Faculty & Research
Faculty & Research
Peer mentoring complements great leaders and buffers weak leaders
By Tae-Yeol Kim, Robert C. Liden, Zhiqiang Liu and Bingqing Wu
In any fair-minded, progressive workplace, leaders aim to avoid favouritism. Their stated agenda is to give everyone within their working environment the same treatment – the same access to support, advice, responsibility and opportunity – in a way that ensures that advancement is based on merit alone.
However, simple human nature and the reality of workplace interactions mean that this lofty goal is essentially unachievable. Even the most egalitarian of leaders cannot be everywhere at once, distributing impeccable leadership evenly and consistently across the entirety of their subordinate workforce. Even without deliberate favouritism, leader-member exchange (LMX) theory demonstrates that leaders will always develop different quality relationships with each of their followers. Accordingly, this will always be to the benefit of some, and to the inevitable detriment of others.

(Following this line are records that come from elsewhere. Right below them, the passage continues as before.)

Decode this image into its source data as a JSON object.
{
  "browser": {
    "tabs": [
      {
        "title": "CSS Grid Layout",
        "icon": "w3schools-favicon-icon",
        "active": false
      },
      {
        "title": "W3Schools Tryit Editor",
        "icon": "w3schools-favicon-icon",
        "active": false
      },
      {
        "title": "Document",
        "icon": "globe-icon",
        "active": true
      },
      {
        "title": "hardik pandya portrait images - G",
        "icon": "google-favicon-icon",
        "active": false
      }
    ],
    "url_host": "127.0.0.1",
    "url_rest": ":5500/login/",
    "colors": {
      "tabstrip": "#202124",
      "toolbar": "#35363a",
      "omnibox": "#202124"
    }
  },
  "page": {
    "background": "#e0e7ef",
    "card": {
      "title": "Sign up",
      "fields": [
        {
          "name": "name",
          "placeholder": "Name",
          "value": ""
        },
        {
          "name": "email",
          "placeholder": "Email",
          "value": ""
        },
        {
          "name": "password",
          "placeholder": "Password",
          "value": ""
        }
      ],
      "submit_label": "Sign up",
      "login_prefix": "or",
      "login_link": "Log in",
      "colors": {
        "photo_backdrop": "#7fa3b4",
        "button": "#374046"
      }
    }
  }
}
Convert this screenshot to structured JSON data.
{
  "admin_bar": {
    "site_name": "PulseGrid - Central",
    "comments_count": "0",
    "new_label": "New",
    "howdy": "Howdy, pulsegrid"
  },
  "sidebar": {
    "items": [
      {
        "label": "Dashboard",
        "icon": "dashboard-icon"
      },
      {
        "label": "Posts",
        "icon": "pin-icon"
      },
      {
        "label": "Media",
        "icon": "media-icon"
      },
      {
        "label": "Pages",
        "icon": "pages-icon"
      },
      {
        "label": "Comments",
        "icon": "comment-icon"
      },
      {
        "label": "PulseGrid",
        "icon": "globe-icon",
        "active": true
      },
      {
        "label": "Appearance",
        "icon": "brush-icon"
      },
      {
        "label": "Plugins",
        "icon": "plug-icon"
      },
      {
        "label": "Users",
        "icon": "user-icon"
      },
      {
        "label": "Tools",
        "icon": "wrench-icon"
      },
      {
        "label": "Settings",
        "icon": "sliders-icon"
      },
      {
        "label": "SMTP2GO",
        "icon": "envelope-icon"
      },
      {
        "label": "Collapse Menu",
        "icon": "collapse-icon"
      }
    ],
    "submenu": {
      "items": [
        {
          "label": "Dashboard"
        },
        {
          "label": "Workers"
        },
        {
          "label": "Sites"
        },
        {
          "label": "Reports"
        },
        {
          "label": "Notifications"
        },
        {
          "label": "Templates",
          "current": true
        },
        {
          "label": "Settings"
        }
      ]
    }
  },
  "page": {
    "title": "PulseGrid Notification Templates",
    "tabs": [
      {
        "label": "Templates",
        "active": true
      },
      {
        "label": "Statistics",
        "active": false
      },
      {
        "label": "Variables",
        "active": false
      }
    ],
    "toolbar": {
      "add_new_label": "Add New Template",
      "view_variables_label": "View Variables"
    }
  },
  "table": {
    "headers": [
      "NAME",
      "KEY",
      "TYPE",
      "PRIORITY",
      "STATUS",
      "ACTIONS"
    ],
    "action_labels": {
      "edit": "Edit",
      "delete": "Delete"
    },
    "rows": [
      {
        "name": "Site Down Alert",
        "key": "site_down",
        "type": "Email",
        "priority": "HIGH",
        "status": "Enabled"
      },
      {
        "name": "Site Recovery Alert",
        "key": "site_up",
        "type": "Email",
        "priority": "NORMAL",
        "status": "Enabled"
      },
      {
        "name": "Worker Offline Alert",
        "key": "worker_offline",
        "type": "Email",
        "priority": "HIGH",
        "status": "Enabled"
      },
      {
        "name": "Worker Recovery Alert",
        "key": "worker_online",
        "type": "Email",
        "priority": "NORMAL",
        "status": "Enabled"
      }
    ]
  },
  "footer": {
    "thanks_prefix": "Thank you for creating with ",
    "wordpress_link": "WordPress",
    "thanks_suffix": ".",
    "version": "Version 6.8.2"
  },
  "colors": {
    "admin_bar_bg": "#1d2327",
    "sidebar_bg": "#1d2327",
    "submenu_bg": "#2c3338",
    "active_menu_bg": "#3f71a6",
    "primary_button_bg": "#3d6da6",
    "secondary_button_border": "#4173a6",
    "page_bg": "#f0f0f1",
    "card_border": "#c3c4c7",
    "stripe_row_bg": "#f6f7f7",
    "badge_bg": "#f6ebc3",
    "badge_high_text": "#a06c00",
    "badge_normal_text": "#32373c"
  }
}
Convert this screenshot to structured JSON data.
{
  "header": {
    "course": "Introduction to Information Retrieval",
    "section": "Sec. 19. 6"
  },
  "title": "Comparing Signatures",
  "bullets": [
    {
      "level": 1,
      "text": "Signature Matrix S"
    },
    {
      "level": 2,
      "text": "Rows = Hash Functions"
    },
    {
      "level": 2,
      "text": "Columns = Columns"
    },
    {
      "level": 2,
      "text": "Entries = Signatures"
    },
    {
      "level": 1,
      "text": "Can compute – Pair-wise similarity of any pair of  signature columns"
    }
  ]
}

While LMX theory enjoys substantial and growing interest amongst scholars, it mostly focuses on LMX’s impact at the individual level. Investigating LMX at the team level is a relatively new trend, as is the recognised need to view LMX within a broad social context where peers influence the leader-follower dynamic.
A recent study we conducted specifically explores how peer mentoring influences team LMX and how this in turn affects team performance and team potency (i.e., a team’s shared confidence in its ability to successfully handle different tasks and contexts).
Essentially, when peers mentor each other, when they provide support and guidance even to those who receive less of either/both from their superior, how does this affect their team’s LMX dynamic, and with what results? By assessing 111 teams drawn from 25 diverse organisations in China (spread across technology, manufacturing, finance, energy, telecoms and other sectors) via survey analysis, we found that:
Peer mentoring enhances the effects of traditional top-down developmental assistance from formal leaders on team performance
The higher the peer mentoring density (i.e., how far team members actively provide each other with guidance, psychological/emotional support, etc.), the more it positively moderates team LMX, enhancing team performance and team potency
Peer mentoring significantly buffers the negative effects of LMX differentiation on team performance and team potency (i.e., peers can be effective in filling any ‘mentoring gaps’ left by their superiors)
These findings show that, in essence, confidence in a team’s capabilities is maximised when information, support, advice, and resources are derived from both peers and formal leaders. This is empirical support for the concept that having a diverse set of mentors is ideal for protégés. A formal leader cannot reasonably be expected to supply all the mentoring needs of a given individual team member, let alone all the needs of their whole team. Peers can bridge these mentoring gaps, and can even prove more effective mentors in certain situations. For example, individuals may feel more comfortable discussing sensitive personal or professional issues with respected peer mentors, rather than with their direct superior.
Practically speaking, organisations should formally encourage peer mentoring in a manner that works hand-in-glove with mentoring supplied by formal leadership. Instead of a ‘dog-eat-dog’ culture where members are expected to outperform their peers and win at all costs, the goal should be to make employees feel psychologically safe, trusted and trusting enough to share information, knowledge and resources with one another.
Team-based rewards can be helpful in furthering this goal, serving as a tangible form of reinforcing the communal benefits of peer mentoring. Team-building training with a specific focus on developing strong supportive relationships between peers may also prove fruitful. Additionally, team leaders shouldn’t purely focus on developing healthy relationships with their followers; they should also actively promote peer mentoring, explicitly encouraging subordinates to support and guide each other.
Ultimately, when all members of a team feel that they have more to gain by helping and supporting their peers, when they believe they can learn from each other as well as their superiors, the team’s confidence will rise, resulting in higher performance.
This article is based on a paper entitled “The interplay of leader–member exchange and peer mentoring in teams on team performance via team potency” published in the Journal of Organizational Behaviour here.
Tae-Yeol Kim is the Philips Chair in Management at CEIBS. For more on his teaching and research interests, please visit his faculty profile here. Robert C. Liden is a Professor of Managerial Studies at the University of Illinois at Chicago. Zhiqiang Liu is an Associate Professor at the School of Management, Huazhong University of Science and Technology. Bingqing Wu is an Assistant Professor of Management College of Business, Economics, and Computing, University of Wisconsin Parkside.